Each line below needs to be repeated precisely as it is.

···

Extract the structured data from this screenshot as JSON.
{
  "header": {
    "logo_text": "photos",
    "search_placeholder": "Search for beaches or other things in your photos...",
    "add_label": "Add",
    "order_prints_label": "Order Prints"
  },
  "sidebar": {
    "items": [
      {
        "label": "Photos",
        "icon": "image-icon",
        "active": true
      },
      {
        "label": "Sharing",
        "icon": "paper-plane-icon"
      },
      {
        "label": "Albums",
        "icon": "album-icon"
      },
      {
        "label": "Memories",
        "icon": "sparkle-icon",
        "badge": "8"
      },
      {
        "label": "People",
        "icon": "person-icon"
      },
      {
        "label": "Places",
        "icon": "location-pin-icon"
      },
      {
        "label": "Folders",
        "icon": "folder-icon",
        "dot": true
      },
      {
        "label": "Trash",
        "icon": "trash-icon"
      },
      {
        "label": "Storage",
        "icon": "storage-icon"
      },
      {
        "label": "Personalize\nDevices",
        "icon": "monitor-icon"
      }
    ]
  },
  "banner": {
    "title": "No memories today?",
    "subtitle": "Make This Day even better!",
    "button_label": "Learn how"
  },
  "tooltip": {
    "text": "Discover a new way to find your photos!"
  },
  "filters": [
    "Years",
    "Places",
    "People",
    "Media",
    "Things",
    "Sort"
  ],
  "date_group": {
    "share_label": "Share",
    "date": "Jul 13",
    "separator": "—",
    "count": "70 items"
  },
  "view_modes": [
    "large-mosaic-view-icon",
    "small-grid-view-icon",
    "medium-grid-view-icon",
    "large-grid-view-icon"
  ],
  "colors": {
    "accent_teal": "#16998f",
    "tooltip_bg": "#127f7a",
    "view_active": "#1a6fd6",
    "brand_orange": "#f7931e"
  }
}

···

EXERCISE OUTPUT:
Extract the structured data from this screenshot as JSON.
{
  "header": {
    "logo_text": "photos",
    "search_placeholder": "Search for beaches or other things in your photos...",
    "add_label": "Add",
    "order_prints_label": "Order Prints"
  },
  "sidebar": {
    "items": [
      {
        "label": "Photos",
        "icon": "image-icon",
        "active": true
      },
      {
        "label": "Sharing",
        "icon": "paper-plane-icon"
      },
      {
        "label": "Albums",
        "icon": "album-icon"
      },
      {
        "label": "Memories",
        "icon": "sparkle-icon",
        "badge": "8"
      },
      {
        "label": "People",
        "icon": "person-icon"
      },
      {
        "label": "Places",
        "icon": "location-pin-icon"
      },
      {
        "label": "Folders",
        "icon": "folder-icon",
        "dot": true
      },
      {
        "label": "Trash",
        "icon": "trash-icon"
      },
      {
        "label": "Storage",
        "icon": "storage-icon"
      },
      {
        "label": "Personalize\nDevices",
        "icon": "monitor-icon"
      }
    ]
  },
  "banner": {
    "title": "No memories today?",
    "subtitle": "Make This Day even better!",
    "button_label": "Learn how"
  },
  "tooltip": {
    "text": "Discover a new way to find your photos!"
  },
  "filters": [
    "Years",
    "Places",
    "People",
    "Media",
    "Things",
    "Sort"
  ],
  "date_group": {
    "share_label": "Share",
    "date": "Jul 13",
    "separator": "—",
    "count": "70 items"
  },
  "view_modes": [
    "large-mosaic-view-icon",
    "small-grid-view-icon",
    "medium-grid-view-icon",
    "large-grid-view-icon"
  ],
  "colors": {
    "accent_teal": "#16998f",
    "tooltip_bg": "#127f7a",
    "view_active": "#1a6fd6",
    "brand_orange": "#f7931e"
  }
}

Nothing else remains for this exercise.